'Whenever I eat anything,' she says, 'I get A Boy standing next to me wanting to eat some, too.'

It's Sunday. It's 1pm. She's making toast. (She's just got up.) Her eldest brother, who has also spent the morning asleep, has asked her to put a couple of slices of bread under the grill for him, too.

'Why can't I just eat my breakfast in peace?' she says, flapping him with a tea towel.

'I'm hungry,' he says, with an expression of pained innocence. 'I've been asleep for 13 hours.'

Food disappears at an alarming rate in our house. Whole packets of biscuits are reduced to crumbs during The Apprentice. Anything that can make a snack between meals – ham, bread, cheese, bacon – never hangs around in the kitchen for longer than a few hours.

'It's not me,' says my daughter. 'It's them. It's the boys.'

She's got a point. Her brothers' rapacious appetites run through a trolley-load of shopping before she's even noticed what's in the fridge.
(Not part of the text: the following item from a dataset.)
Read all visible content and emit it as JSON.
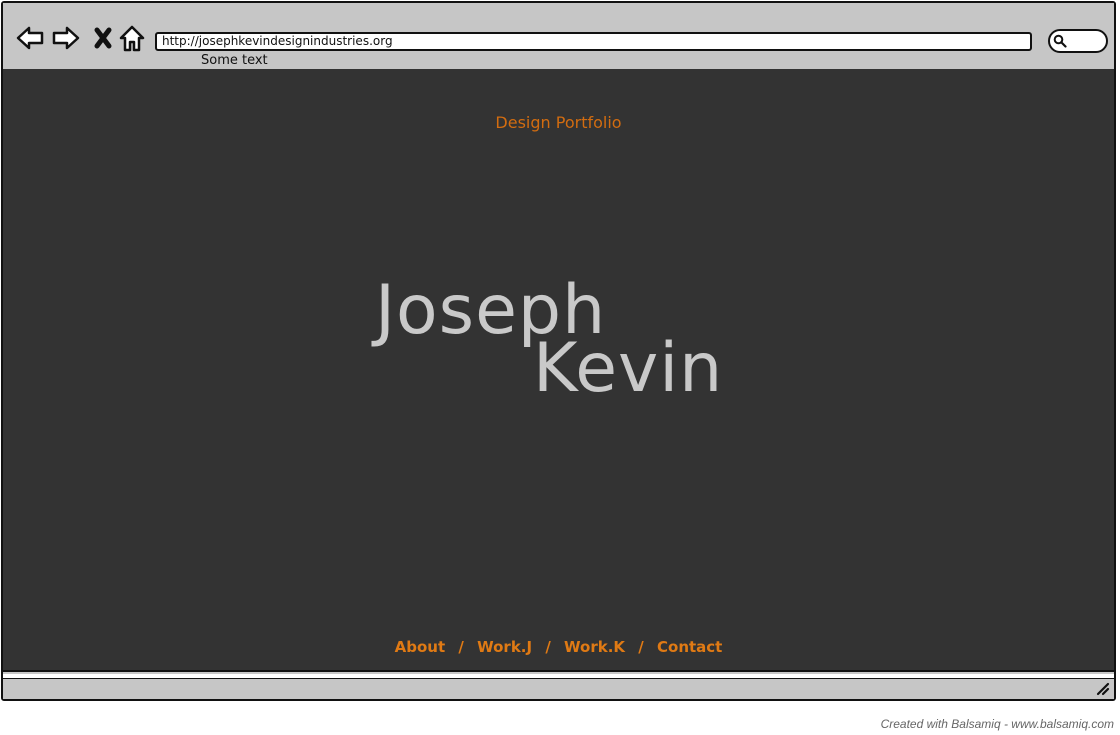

This feeling of being under attack by a plague of locusts is beginning to affect me, too. Last Friday, I went into our local butcher and asked for a large chicken.

The woman behind the counter manhandled a huge pink carcass on to the slab for my inspection. I looked at it doubtfully.

'Have you got anything bigger?' I said.

'Bigger than that?' she said, her eyes wide with astonishment.

'I've got teenagers,' I said.

Her expression changed to one of extreme sympathy. 'Frank!' she yelled to the back. 'What's the biggest chicken we've got?'

Does this sound familar? Do your sons get through loaves of bread as a snack?